▸ **YOUR OBJECTIVE**
When the line containing "Decode this image" is found in the data below, give it again along with every later line, exactly; drop the pictures.

====== PROVIDED DATA

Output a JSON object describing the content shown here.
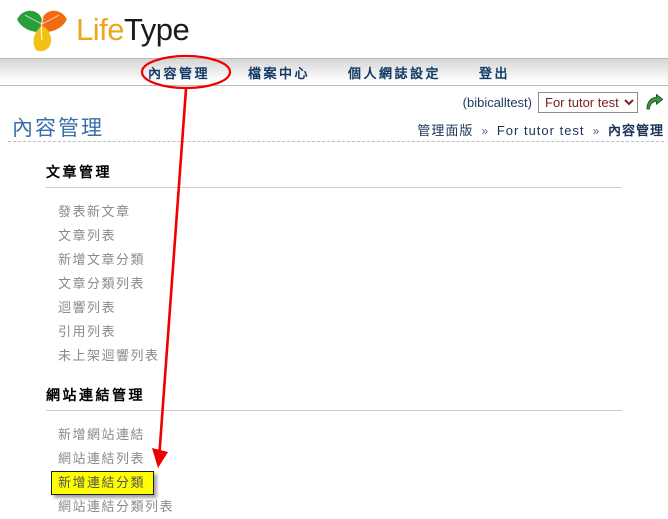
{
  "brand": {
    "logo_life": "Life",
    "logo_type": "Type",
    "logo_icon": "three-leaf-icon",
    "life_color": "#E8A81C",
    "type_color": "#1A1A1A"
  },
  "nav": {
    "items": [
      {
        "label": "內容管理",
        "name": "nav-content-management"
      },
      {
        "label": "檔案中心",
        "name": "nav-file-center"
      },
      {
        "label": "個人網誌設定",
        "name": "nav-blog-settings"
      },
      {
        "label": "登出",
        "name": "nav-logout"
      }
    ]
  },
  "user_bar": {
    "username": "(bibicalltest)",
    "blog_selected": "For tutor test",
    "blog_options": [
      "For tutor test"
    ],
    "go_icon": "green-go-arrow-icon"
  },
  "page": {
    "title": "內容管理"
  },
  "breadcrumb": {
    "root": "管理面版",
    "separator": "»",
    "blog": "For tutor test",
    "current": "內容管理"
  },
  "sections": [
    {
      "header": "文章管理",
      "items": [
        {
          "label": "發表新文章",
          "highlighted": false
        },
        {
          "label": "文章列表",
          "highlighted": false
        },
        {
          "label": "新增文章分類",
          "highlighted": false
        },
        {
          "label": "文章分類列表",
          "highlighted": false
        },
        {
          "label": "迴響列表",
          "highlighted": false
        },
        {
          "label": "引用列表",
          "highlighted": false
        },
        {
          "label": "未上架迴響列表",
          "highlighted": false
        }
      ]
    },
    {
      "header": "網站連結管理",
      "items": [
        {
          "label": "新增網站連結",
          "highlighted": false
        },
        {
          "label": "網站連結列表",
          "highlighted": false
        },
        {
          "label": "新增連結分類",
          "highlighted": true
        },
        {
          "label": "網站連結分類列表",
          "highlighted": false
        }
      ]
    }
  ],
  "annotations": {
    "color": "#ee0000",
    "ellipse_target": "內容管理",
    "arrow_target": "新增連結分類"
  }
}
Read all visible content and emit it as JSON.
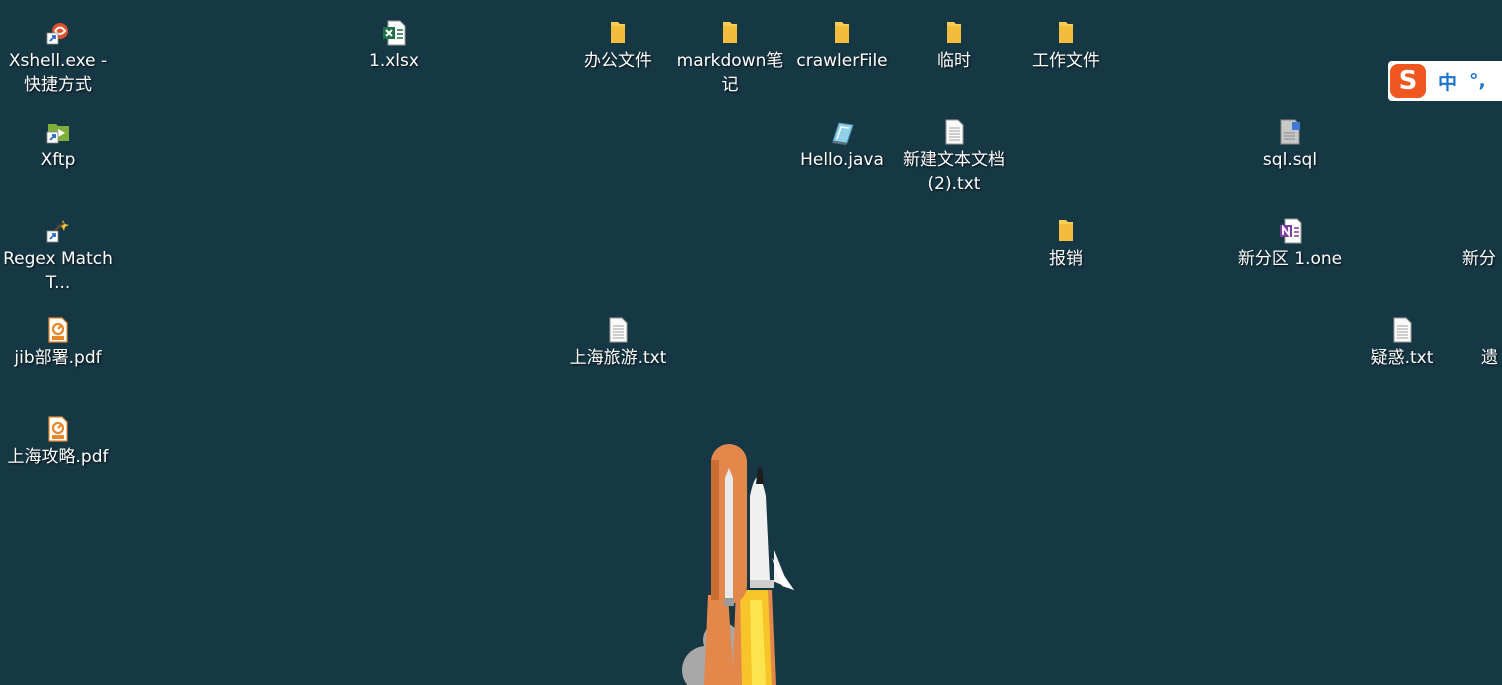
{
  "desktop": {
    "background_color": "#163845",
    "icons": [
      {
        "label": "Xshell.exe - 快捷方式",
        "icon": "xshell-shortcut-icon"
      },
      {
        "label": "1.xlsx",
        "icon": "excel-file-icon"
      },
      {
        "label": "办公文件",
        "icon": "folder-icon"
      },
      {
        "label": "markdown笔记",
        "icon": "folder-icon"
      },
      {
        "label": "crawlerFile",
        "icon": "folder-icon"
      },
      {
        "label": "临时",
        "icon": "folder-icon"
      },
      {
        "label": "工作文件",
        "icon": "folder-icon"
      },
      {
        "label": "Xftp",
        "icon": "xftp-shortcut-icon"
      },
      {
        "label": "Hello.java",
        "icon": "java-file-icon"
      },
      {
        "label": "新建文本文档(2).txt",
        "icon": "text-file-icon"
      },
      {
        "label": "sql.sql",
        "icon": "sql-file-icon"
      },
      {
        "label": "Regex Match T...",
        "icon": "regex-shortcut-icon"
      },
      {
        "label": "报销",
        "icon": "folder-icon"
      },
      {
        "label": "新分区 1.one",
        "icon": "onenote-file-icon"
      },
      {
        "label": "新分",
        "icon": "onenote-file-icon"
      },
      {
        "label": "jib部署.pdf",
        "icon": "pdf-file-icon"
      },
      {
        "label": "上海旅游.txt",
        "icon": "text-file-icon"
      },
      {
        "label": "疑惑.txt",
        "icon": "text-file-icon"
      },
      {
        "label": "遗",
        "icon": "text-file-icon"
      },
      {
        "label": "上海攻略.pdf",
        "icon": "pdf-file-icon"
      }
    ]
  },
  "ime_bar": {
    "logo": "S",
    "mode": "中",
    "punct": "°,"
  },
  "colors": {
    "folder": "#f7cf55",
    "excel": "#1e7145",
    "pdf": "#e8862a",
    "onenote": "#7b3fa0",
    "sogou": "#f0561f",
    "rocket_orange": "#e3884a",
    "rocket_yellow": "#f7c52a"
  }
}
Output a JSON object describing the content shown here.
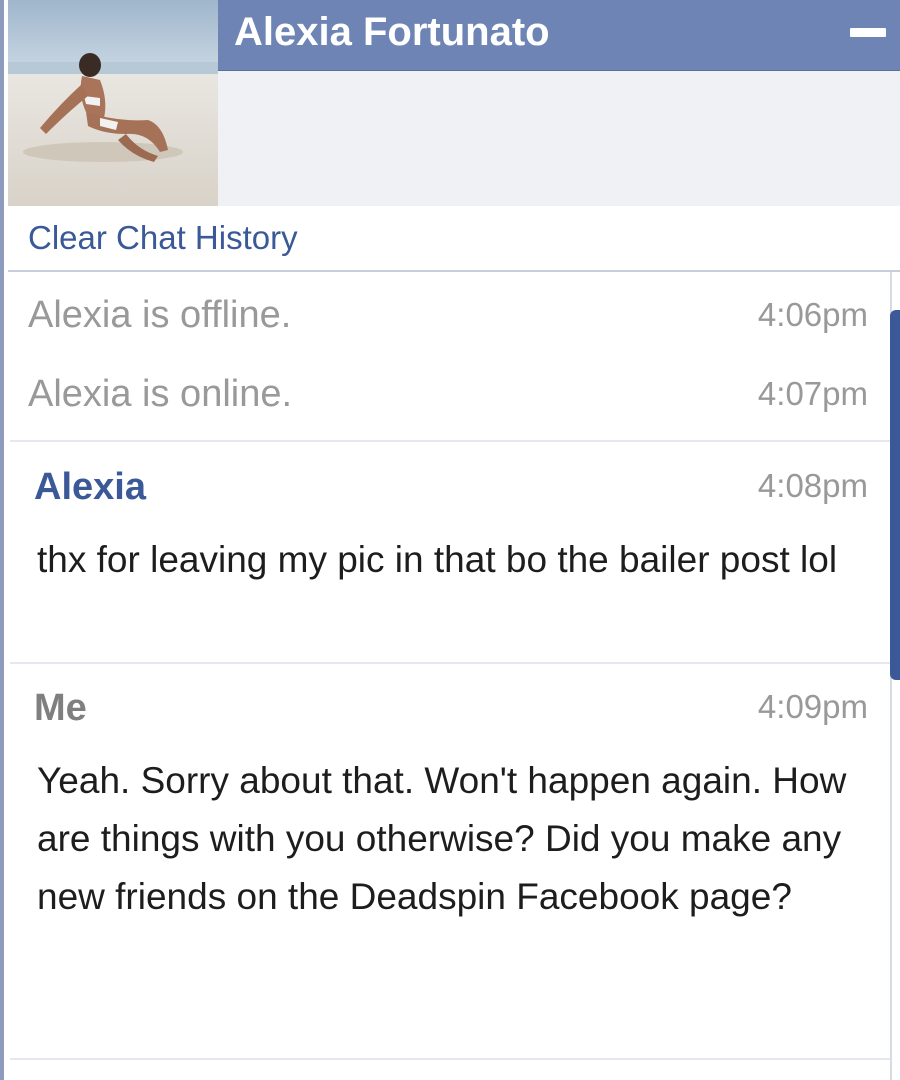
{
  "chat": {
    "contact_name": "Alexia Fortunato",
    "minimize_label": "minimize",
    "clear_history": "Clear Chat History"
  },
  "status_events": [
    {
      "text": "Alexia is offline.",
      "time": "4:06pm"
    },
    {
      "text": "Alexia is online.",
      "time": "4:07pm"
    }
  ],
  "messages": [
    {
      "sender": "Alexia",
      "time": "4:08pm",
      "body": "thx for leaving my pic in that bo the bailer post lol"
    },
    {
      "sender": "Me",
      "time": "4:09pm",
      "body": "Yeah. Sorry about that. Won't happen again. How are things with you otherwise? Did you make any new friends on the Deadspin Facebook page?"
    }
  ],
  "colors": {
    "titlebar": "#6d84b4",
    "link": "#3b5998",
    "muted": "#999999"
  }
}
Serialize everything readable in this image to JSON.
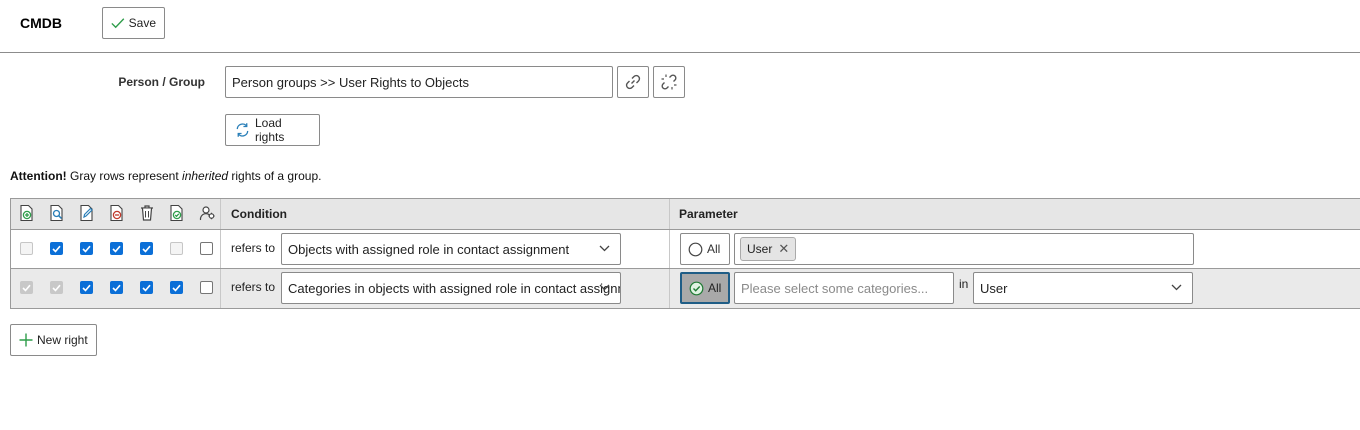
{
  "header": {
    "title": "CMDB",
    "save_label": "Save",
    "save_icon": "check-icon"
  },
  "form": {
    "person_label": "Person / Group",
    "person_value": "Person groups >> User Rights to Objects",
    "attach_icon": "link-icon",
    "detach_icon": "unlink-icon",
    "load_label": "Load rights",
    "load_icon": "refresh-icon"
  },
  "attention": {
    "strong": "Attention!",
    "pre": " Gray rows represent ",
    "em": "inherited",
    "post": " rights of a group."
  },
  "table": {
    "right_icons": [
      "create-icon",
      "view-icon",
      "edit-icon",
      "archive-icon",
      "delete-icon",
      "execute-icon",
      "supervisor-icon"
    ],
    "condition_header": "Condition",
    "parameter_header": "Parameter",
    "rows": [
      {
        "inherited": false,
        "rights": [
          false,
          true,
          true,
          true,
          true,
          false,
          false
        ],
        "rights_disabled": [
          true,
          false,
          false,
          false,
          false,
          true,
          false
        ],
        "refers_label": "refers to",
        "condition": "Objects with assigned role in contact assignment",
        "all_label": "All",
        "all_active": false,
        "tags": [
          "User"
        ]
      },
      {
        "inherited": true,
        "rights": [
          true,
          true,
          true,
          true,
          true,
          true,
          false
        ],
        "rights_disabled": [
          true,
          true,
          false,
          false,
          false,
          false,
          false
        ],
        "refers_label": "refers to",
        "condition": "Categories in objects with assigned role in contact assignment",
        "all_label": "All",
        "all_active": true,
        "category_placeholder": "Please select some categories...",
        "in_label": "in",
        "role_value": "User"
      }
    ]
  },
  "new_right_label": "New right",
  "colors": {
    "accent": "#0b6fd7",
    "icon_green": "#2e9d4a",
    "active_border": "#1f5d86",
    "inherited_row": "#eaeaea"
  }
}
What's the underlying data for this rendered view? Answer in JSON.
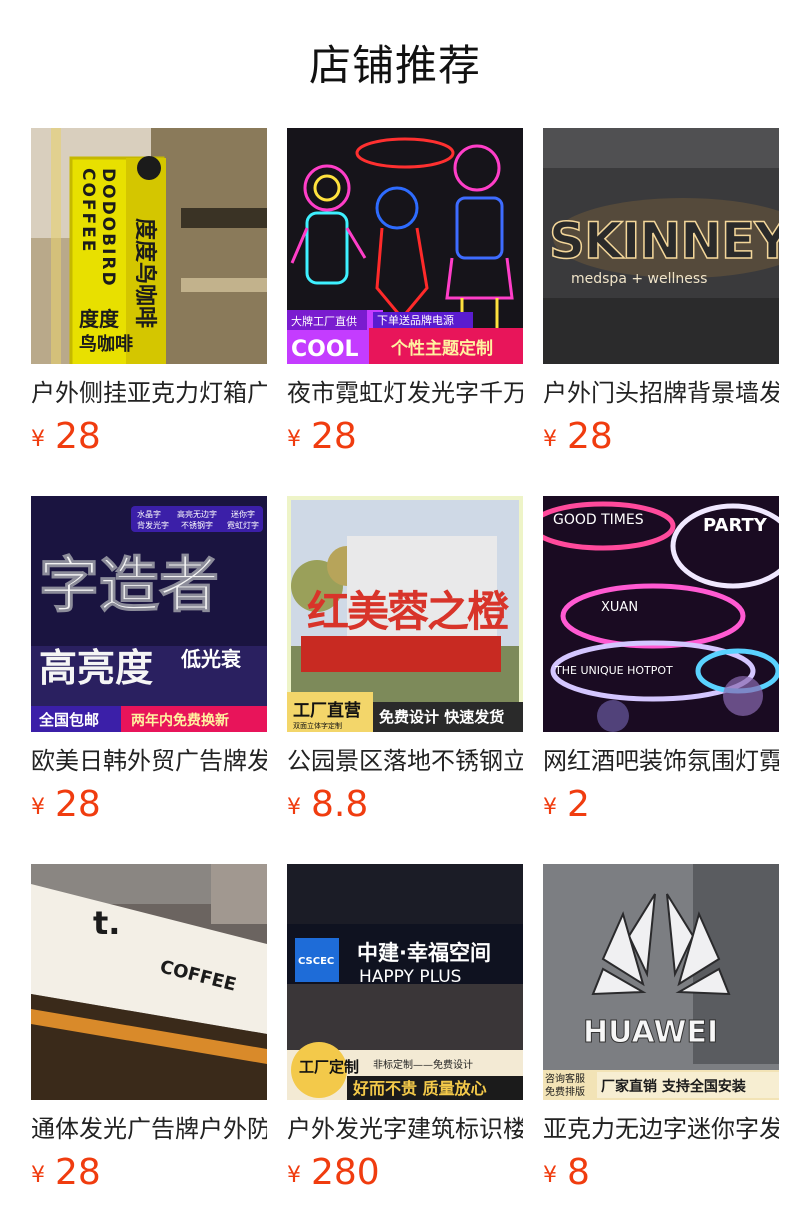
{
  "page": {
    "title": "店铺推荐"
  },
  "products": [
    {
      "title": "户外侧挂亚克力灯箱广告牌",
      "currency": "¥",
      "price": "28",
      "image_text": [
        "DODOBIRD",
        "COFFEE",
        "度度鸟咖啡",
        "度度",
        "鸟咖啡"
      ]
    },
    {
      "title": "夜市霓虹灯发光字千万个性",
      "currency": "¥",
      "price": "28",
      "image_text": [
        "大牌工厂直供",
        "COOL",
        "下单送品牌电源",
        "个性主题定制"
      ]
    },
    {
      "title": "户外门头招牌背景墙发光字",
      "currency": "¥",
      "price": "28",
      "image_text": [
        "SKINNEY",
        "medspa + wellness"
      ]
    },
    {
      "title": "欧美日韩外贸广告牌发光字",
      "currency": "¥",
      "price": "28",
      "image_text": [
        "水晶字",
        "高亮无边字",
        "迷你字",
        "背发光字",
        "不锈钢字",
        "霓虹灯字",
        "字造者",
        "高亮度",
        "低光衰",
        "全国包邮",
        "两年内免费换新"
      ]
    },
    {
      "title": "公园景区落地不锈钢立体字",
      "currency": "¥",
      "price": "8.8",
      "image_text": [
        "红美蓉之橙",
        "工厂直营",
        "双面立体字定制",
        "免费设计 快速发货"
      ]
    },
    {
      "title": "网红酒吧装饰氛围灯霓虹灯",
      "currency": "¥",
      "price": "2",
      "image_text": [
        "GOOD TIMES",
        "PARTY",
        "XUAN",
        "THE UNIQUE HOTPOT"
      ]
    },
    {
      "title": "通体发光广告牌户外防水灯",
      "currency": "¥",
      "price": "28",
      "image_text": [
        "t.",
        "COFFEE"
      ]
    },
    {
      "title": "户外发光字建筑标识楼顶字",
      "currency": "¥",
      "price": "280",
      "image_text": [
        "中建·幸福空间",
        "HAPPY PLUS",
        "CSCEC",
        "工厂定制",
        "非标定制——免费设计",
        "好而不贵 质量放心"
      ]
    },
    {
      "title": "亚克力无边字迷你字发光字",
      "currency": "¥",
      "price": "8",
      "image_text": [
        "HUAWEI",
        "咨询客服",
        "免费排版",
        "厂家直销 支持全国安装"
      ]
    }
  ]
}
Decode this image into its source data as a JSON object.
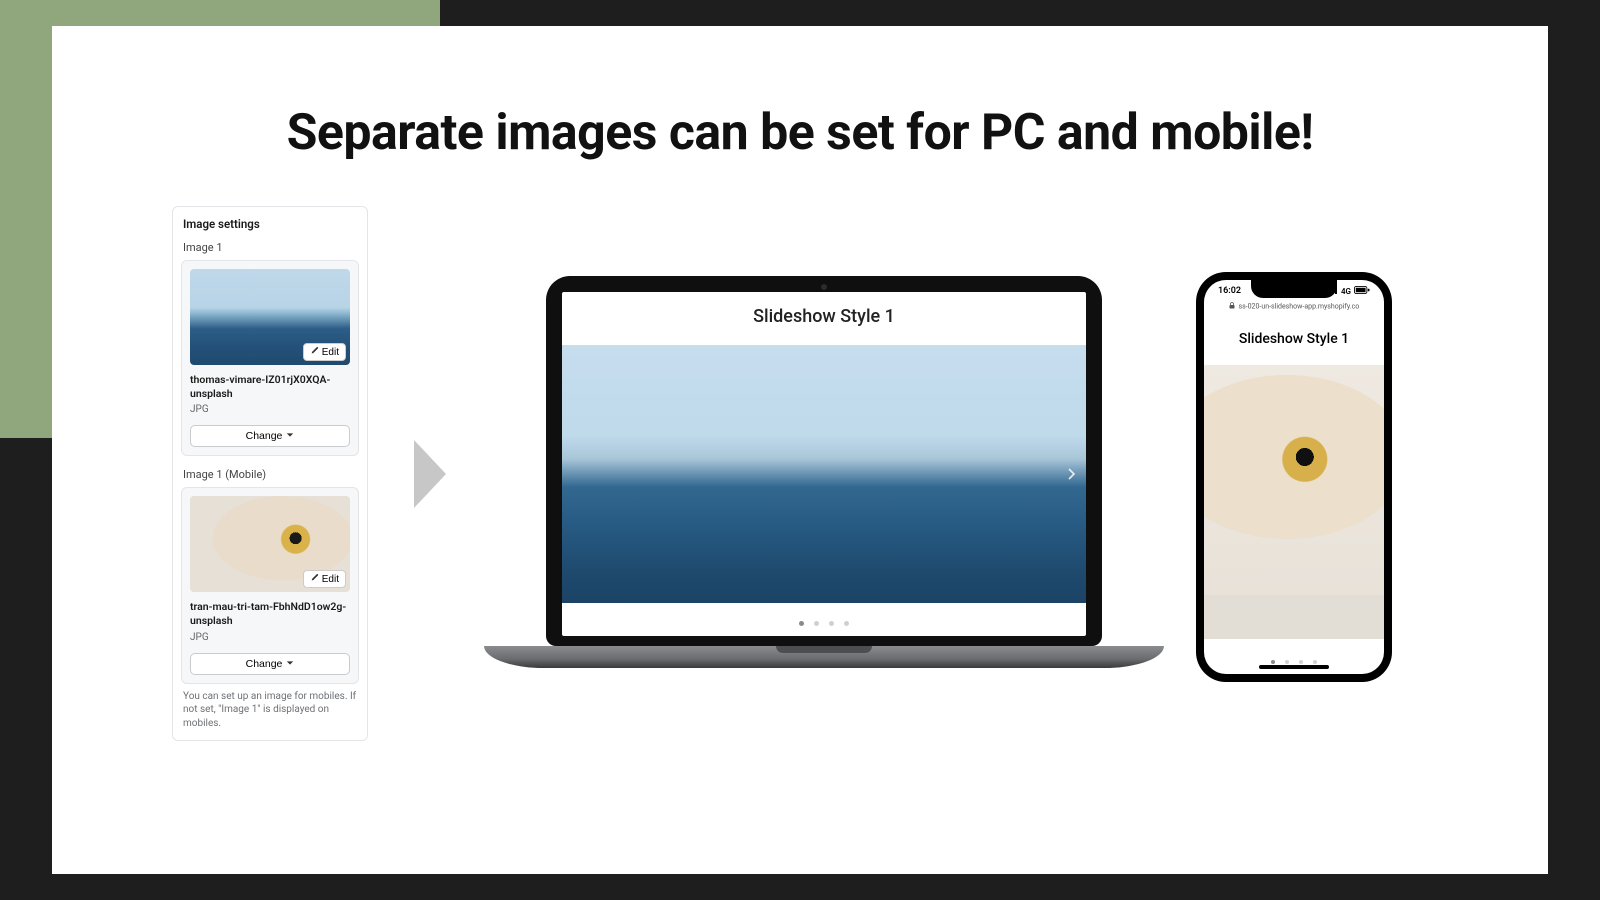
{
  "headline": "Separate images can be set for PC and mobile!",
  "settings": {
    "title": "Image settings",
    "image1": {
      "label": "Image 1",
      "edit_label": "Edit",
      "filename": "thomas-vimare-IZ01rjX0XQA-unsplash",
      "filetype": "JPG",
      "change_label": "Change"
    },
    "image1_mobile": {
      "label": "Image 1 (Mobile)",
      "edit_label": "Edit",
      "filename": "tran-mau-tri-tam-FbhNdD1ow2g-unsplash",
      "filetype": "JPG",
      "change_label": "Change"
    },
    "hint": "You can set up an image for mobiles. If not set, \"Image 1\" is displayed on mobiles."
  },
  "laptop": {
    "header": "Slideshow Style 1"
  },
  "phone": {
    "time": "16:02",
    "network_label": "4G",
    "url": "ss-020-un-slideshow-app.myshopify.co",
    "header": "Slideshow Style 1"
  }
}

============

▸ **RESPONSE TO THE EXERCISE**
Decode this image into its source data as a JSON object.
{
  "headline": "Separate images can be set for PC and mobile!",
  "settings": {
    "title": "Image settings",
    "image1": {
      "label": "Image 1",
      "edit_label": "Edit",
      "filename": "thomas-vimare-IZ01rjX0XQA-unsplash",
      "filetype": "JPG",
      "change_label": "Change"
    },
    "image1_mobile": {
      "label": "Image 1 (Mobile)",
      "edit_label": "Edit",
      "filename": "tran-mau-tri-tam-FbhNdD1ow2g-unsplash",
      "filetype": "JPG",
      "change_label": "Change"
    },
    "hint": "You can set up an image for mobiles. If not set, \"Image 1\" is displayed on mobiles."
  },
  "laptop": {
    "header": "Slideshow Style 1"
  },
  "phone": {
    "time": "16:02",
    "network_label": "4G",
    "url": "ss-020-un-slideshow-app.myshopify.co",
    "header": "Slideshow Style 1"
  }
}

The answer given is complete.